» **Exercise objective**: Without including any images, reproduce each entry exactly.

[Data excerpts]
=== Section Start ===
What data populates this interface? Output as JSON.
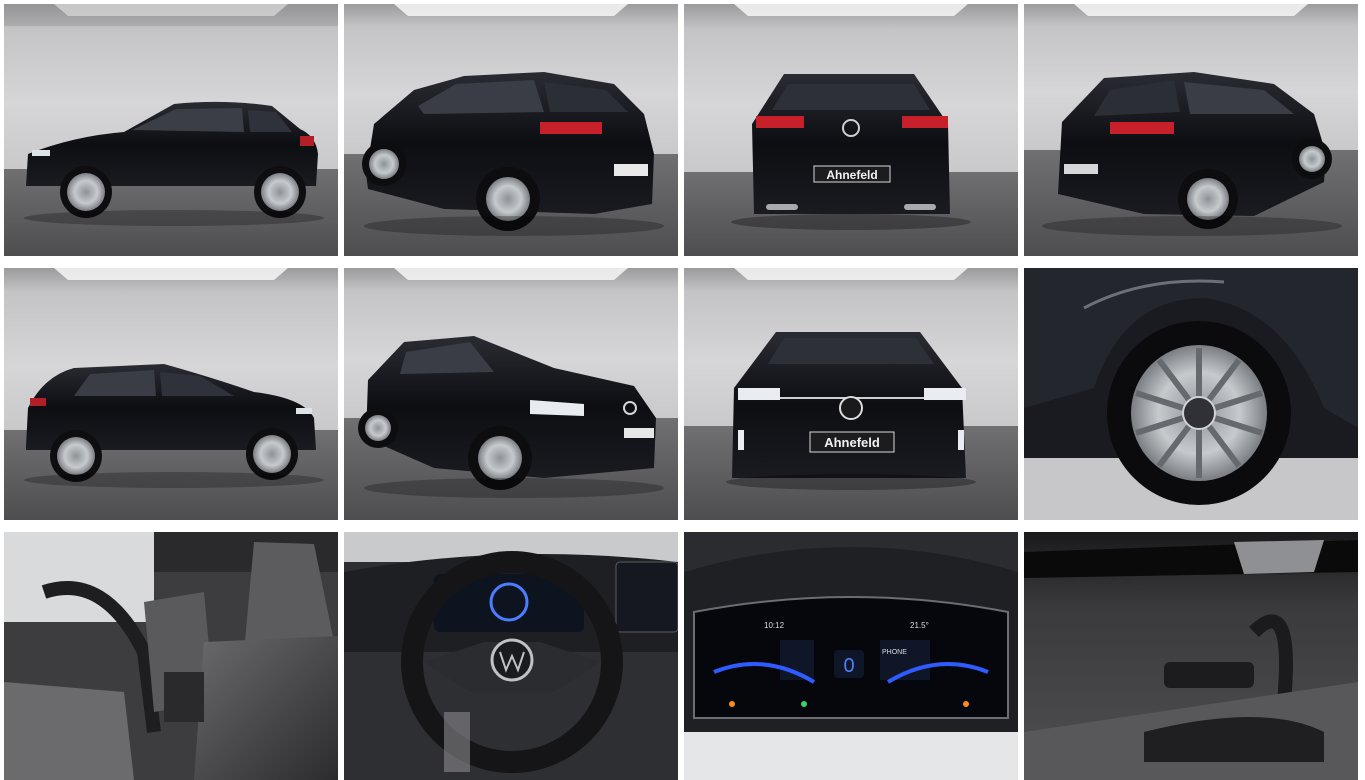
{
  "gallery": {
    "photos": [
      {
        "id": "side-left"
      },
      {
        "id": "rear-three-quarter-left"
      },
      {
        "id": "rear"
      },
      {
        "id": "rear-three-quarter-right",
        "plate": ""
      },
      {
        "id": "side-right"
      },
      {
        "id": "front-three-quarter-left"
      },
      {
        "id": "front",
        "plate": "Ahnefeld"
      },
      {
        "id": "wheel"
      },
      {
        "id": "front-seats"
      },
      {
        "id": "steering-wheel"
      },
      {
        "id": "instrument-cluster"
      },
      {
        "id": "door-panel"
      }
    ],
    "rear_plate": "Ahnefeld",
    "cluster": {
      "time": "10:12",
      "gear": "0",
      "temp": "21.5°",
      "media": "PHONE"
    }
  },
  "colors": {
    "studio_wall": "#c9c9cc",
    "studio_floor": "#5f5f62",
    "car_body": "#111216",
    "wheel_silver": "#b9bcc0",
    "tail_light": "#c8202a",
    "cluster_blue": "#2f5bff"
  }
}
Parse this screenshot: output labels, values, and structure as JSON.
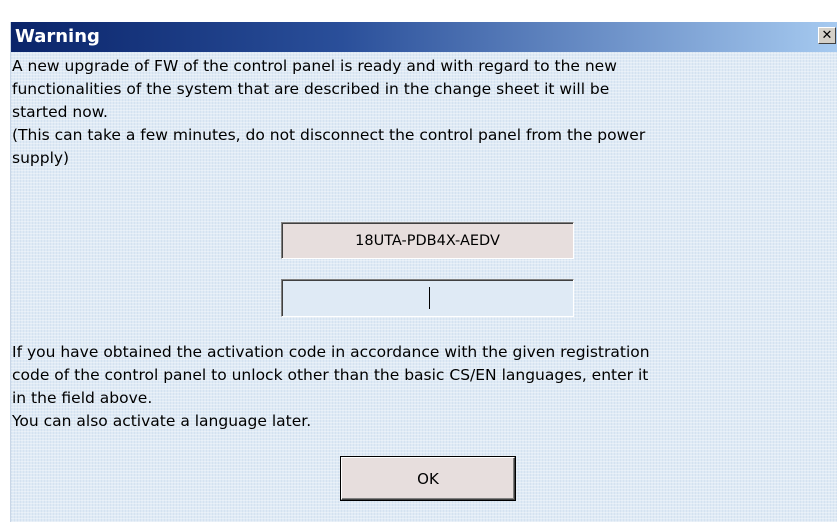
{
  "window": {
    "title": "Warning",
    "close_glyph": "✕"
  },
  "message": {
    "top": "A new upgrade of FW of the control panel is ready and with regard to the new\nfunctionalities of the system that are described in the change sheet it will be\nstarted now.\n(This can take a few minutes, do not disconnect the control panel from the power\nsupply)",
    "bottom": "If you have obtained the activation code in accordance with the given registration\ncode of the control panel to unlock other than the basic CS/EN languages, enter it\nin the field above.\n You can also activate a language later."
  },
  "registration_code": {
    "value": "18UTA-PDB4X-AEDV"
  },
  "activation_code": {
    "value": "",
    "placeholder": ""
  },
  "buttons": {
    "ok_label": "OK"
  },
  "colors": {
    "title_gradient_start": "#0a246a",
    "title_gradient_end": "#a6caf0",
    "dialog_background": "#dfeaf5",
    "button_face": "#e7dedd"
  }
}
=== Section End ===
» **Answer to the problem**:
What data populates this interface? Output as JSON.
{
  "gallery": {
    "photos": [
      {
        "id": "side-left"
      },
      {
        "id": "rear-three-quarter-left"
      },
      {
        "id": "rear"
      },
      {
        "id": "rear-three-quarter-right",
        "plate": ""
      },
      {
        "id": "side-right"
      },
      {
        "id": "front-three-quarter-left"
      },
      {
        "id": "front",
        "plate": "Ahnefeld"
      },
      {
        "id": "wheel"
      },
      {
        "id": "front-seats"
      },
      {
        "id": "steering-wheel"
      },
      {
        "id": "instrument-cluster"
      },
      {
        "id": "door-panel"
      }
    ],
    "rear_plate": "Ahnefeld",
    "cluster": {
      "time": "10:12",
      "gear": "0",
      "temp": "21.5°",
      "media": "PHONE"
    }
  },
  "colors": {
    "studio_wall": "#c9c9cc",
    "studio_floor": "#5f5f62",
    "car_body": "#111216",
    "wheel_silver": "#b9bcc0",
    "tail_light": "#c8202a",
    "cluster_blue": "#2f5bff"
  }
}
Parse this screenshot: output labels, values, and structure as JSON.
{
  "window": {
    "title": "Warning",
    "close_glyph": "✕"
  },
  "message": {
    "top": "A new upgrade of FW of the control panel is ready and with regard to the new\nfunctionalities of the system that are described in the change sheet it will be\nstarted now.\n(This can take a few minutes, do not disconnect the control panel from the power\nsupply)",
    "bottom": "If you have obtained the activation code in accordance with the given registration\ncode of the control panel to unlock other than the basic CS/EN languages, enter it\nin the field above.\n You can also activate a language later."
  },
  "registration_code": {
    "value": "18UTA-PDB4X-AEDV"
  },
  "activation_code": {
    "value": "",
    "placeholder": ""
  },
  "buttons": {
    "ok_label": "OK"
  },
  "colors": {
    "title_gradient_start": "#0a246a",
    "title_gradient_end": "#a6caf0",
    "dialog_background": "#dfeaf5",
    "button_face": "#e7dedd"
  }
}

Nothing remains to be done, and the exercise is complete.